With so much health information out there, it’s hard to weed out the fact from the fiction when it comes to one of our favourite drinks.
So here’s what you need to know about the humble cup of tea, and how to enjoy its benefits.
1. Tea has an expiry date
So many people believe that they can keep teabags for years but tea actually has a shelf life and will be on the packet. Otherwise, have you had it longer than six months? Throw it out.
Freshness is a big factor when it comes to tea, so it’s important to store it in a cool, dark and dry place and consume it as soon as possible. We think we can do that!
2. Some teas can cause allergic reactions
As tea contains a plant and if flowers make you sneeze, you can easily have an allergic reaction, particularly to flower tea such as chamomile.
3. Drink tea if you have a cold
For colds and sore throat, a hot (but not boiling) cup of any kind of tea will help soothe a sore throat. Black and green teas have antioxidant and anti-inflammatory properties to calm down inflammation.
4. Green tea can interfere with blood thinners
Green tea contains a high amount of vitamin K, which can interfere with the effects of blood thinners such as warfarin. Studies have shown that drinking large quantities of green tea has been shown to decrease the effectiveness of warfarin, so make sure you talk to your doctor if you take blood thinners and want to enjoy green tea.
5. Hot tea is healthier than iced tea
Homemade iced tea can be as healthful as hot tea but only if you brew it yourself, and you drink more of it. Iced tea is made by brewing bags and then adding ice and water, lowering the goodness of the tea itself.
6. Not all teas are made equal
Some people think tea is tea but there is a big difference between a homebrand bag and the gourmet type from a tea house.
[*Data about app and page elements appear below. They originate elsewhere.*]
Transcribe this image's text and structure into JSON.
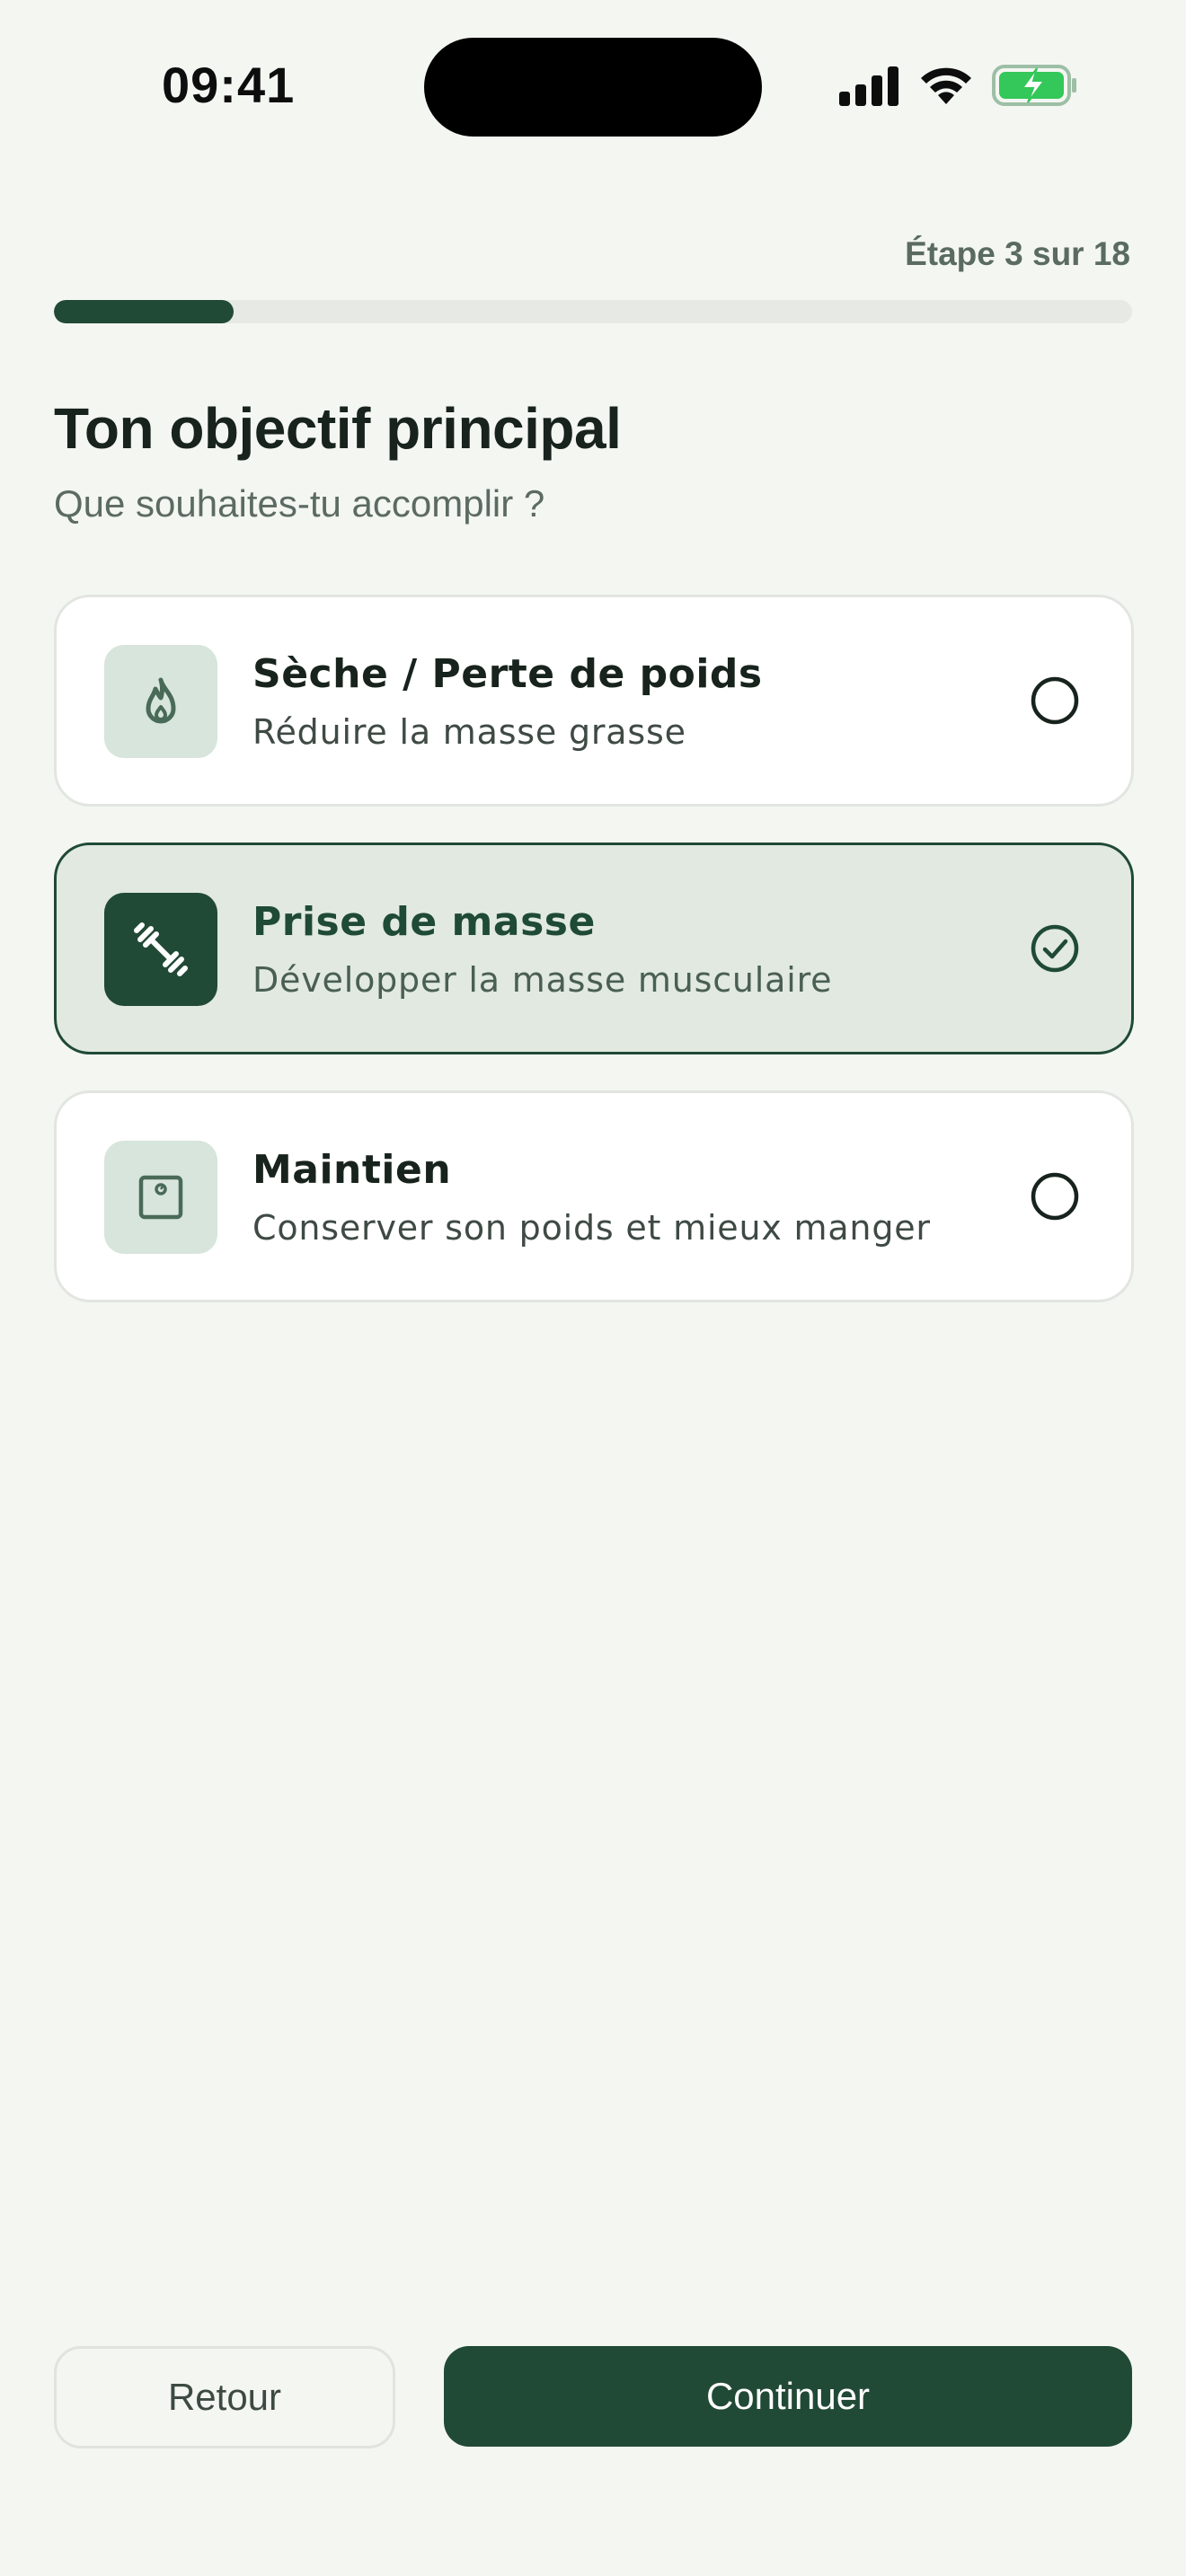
{
  "status_bar": {
    "time": "09:41",
    "icons": [
      "signal-icon",
      "wifi-icon",
      "battery-charging-icon"
    ],
    "battery_color": "#34c759"
  },
  "progress": {
    "label": "Étape 3 sur 18",
    "current": 3,
    "total": 18,
    "fill_color": "#214a36"
  },
  "header": {
    "title": "Ton objectif principal",
    "subtitle": "Que souhaites-tu accomplir ?"
  },
  "options": [
    {
      "title": "Sèche / Perte de poids",
      "description": "Réduire la masse grasse",
      "icon": "flame-icon",
      "selected": false
    },
    {
      "title": "Prise de masse",
      "description": "Développer la masse musculaire",
      "icon": "dumbbell-icon",
      "selected": true
    },
    {
      "title": "Maintien",
      "description": "Conserver son poids et mieux manger",
      "icon": "scale-icon",
      "selected": false
    }
  ],
  "footer": {
    "back_label": "Retour",
    "continue_label": "Continuer"
  },
  "colors": {
    "accent": "#214a36",
    "background": "#f4f6f2",
    "selected_card": "#e1e9e1"
  }
}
Look for brands that use quality herbs and look and smell fresh.
7. Herbal teas are not true teas
Herbal teas are made by steeping fresh or dried flowers, herb, seeds, roots or plant barks in hot water, and are not from the tea leaf family. These hot drinks are really called tisanes.
8. Green tea has caffeine
Green tea has about 35 milligrams of caffeine per cup. So if you’re an avid green tea consumer, be careful as the caffeine can add up quickly.
9. Tea can help you meet your daily fluid intake
Some believe that tea doesn’t contribute to your daily fluid needs, but they do. With that said, caffeinated beverages are diuretics and can cause you to lose some fluid so make sure you even things out with plenty of water.
10. Drinking green tea will burn fat
Green tea has been hyped up as a magic weight loss solution, stemming from a myth that it contains a stimulant which does speed up metabolism. It does, but only a small amount. The best way to lose weight is with a healthy diet and exercise.
11. Tea does not comes in many varieties
It’s a common misconception that tea is a broad term but actually, only one plant gives us tea leaves: the Camellia sinensis. Depending on how the leaves are processed, the flavour and colour with be different, making black, green and oolong tea. Black tea is made from air exposed tea leafs, green teas are less processed to preserve the green colour and delicate flavour. Oolong tea is between black and green.
12. Tea can help fight cancer…in rats
Studies show tea has a powerful cancer-fighting effect in rodents however for humans, the data is less clear. Despite this unclear research, tea has been proven to reduce your risk of heart disease.
13. Adding milk does not ruins the health benefits of tea
This is just a myth, thankfully. Adding milk does nothing to the tea itself, except water it down, and make less room for pure tea so you have to drink more.
14. Tea bags AND loose leaf tea makes healthy tea
Some thing that bagged tea is not the healthiest way to consume tea, however loose leaf is much the same. Some consider loose leaf as higher quality than bagged tea because the leaves are larger and have more room to expand and give up their flavour, but that’s not true. It’s up to personal preference.
How often do you drink tea?